Entries are invited for the 16th Vivian Ellis Prize, the national competition to discover, nurture and promote new writers in musical theatre working in Britain. A Showcase Gala of the finalists will be held on 19th September, when the prizes will be awarded. Twelve of the twenty eight finalists from the last two years are in development with first class productions of their work following the prize. The opening musicals at the Royal Opera House and the Royal National Theatre this Christmas are by previous prize winners. Information and an entry form detailing all the award categories is available either by sending an A4 stamped addressed envelope to: 4 Shamrock Street, London SW4 6HE, or from the Vivian Ellis Prize web site, via the link from the TheatreNet Organisations section. The closing date for entries is 4th February.

Side Man by Warren Leight, which recently ended an eighteen month Off Broadway run, is to have its British premiere at the Apollo Theatre on 25th February. Several of the original cast, including Edie Falco, Michael Mastro, Kevin Geer and Frank Wood, will be joined by Jason Priestley as the narrator who looks back on his childhood. The show tells how a man's love of jazz ruins his marriage - and his wife's sanity. The produces are Weissberger Theater Group, Jay Harris, Peter Manning, Ron Kastner & James Cushing and Joan Stein.

The BBC Symphony Orchestra is to present Berlin to Broadway: The Music of Kurt Weill at the Barbican from14th to 16th January. It will include four premieres, six concerts and two recitals of music spanning 1919 to 1944, as well as a programme of lectures, films and talks. Highlights will be the British premieres of the opera Royal Palace and Trains Bound For Glory, a choral movement from the historical pageant Railroads on Parade written for the 1939 New York World's Fair; the European premiere of The Firebrand of Florence, about the life of 16th century painter Benvenuto Cellini, written with Ira Gershwin; and Ute Lemper in a programme of Weill's best known songs.

The Theatre Investment Fund in association with The Society Of London Theatre is holding a Workshop For New Producers from 24th to 26th February. This is an intensive course for anyone interested in producing or investing in the commercial West End theatre. It will provide detailed information on how to set up, produce and promote commercial productions, for those who have limited knowledge of production, or have not previously been involved. For an application form send a stamped addressed envelope to The Theatre Investment Fund, The Palace Theatre, Shaftesbury Avenue, London W1V 8AY.

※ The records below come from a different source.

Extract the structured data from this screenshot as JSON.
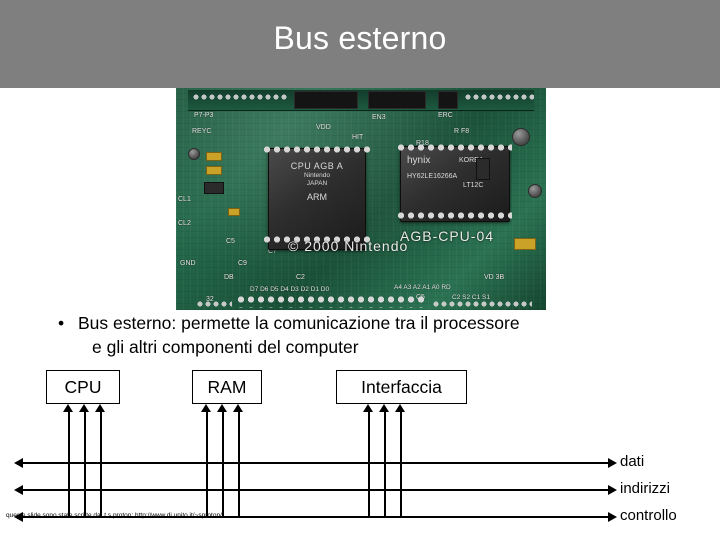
{
  "slide": {
    "title": "Bus esterno",
    "title_bar_color": "#7f7f7f",
    "bullet": {
      "marker": "•",
      "line1": "Bus esterno: permette la comunicazione tra il processore",
      "line2": "e gli altri componenti del computer"
    },
    "boxes": [
      {
        "label": "CPU"
      },
      {
        "label": "RAM"
      },
      {
        "label": "Interfaccia"
      }
    ],
    "bus_labels": [
      {
        "label": "dati"
      },
      {
        "label": "indirizzi"
      },
      {
        "label": "controllo"
      }
    ],
    "footnote": "queste slide sono state scritte da .t.s proton: http://www.di.unito.it/~sproton/"
  },
  "photo": {
    "alt_name": "gameboy-advance-mainboard-photo",
    "silkscreen": [
      {
        "text": "P7-P3"
      },
      {
        "text": "ERC"
      },
      {
        "text": "REYC"
      },
      {
        "text": "EN3"
      },
      {
        "text": "R F8"
      },
      {
        "text": "VDD"
      },
      {
        "text": "HIT"
      },
      {
        "text": "R18"
      },
      {
        "text": "CL1"
      },
      {
        "text": "CL2"
      },
      {
        "text": "GND"
      },
      {
        "text": "C5"
      },
      {
        "text": "C9"
      },
      {
        "text": "C7"
      },
      {
        "text": "DB"
      },
      {
        "text": "C2"
      },
      {
        "text": "D7 D6 D5 D4 D3 D2 D1 D0"
      },
      {
        "text": "A4  A3  A2  A1  A0  RD"
      },
      {
        "text": "VD  3B"
      },
      {
        "text": "C2  S2  C1  S1"
      },
      {
        "text": "32"
      },
      {
        "text": "C5"
      }
    ],
    "chips": [
      {
        "name": "cpu-chip",
        "lines": [
          "CPU AGB A",
          "Nintendo",
          "JAPAN",
          "ARM"
        ]
      },
      {
        "name": "ram-chip",
        "lines": [
          "hynix",
          "KOREA",
          "HY62LE16266A",
          "LT12C"
        ]
      },
      {
        "name": "copyright-text",
        "lines": [
          "© 2000 Nintendo"
        ]
      },
      {
        "name": "board-label",
        "lines": [
          "AGB-CPU-04"
        ]
      }
    ]
  }
}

Donmar Warehouse has announced its spring/summer season, which follows David Mamet's American Buffalo, with William H Macy, which runs from 28th January to 28th February. The world premiere of Helpless, this year's Carlton New Writing Initiative play by Dusty Hughes, directed by Robin Lefevre will run from 2nd March to 8th April. Passion Play by Peter Nichols, directed by Michael Grandage plays from 13th April to 10th June. Orpheus Descending by Tennessee Williams, a reworking of the Orpheus legend set in small town America, directed by Nicholas Hytner runs from 15th June to 19th August.

Swallow Productions will be presenting tours of Out Of Order by Ray Cooney, the premier of All In Vein by Brian Stewart, and Something's Burning by Eric Chappel during the next year. Information about investment in these productions can be found in the Investment section of TheatreNet.

The Almeida Theatre is to close for a year from 2001 while its 4.3 refurbishment programme goes ahead. The company plans to continue production both at a temporary home base (possibly the Old Vic) and in satellite operations such as its West End production of Cressida by Nicholas Wright, with Michael Gambon as a "Shakespeare In Love" style actor manager, directed by Nicholas Hytner opening at the Albery Theatre in March; the Gainsborough Studios season, with Ralph Feinnes as Richard II and Coriolanus, directed by Jonathan Kent; and its association with the Malvern Theatre.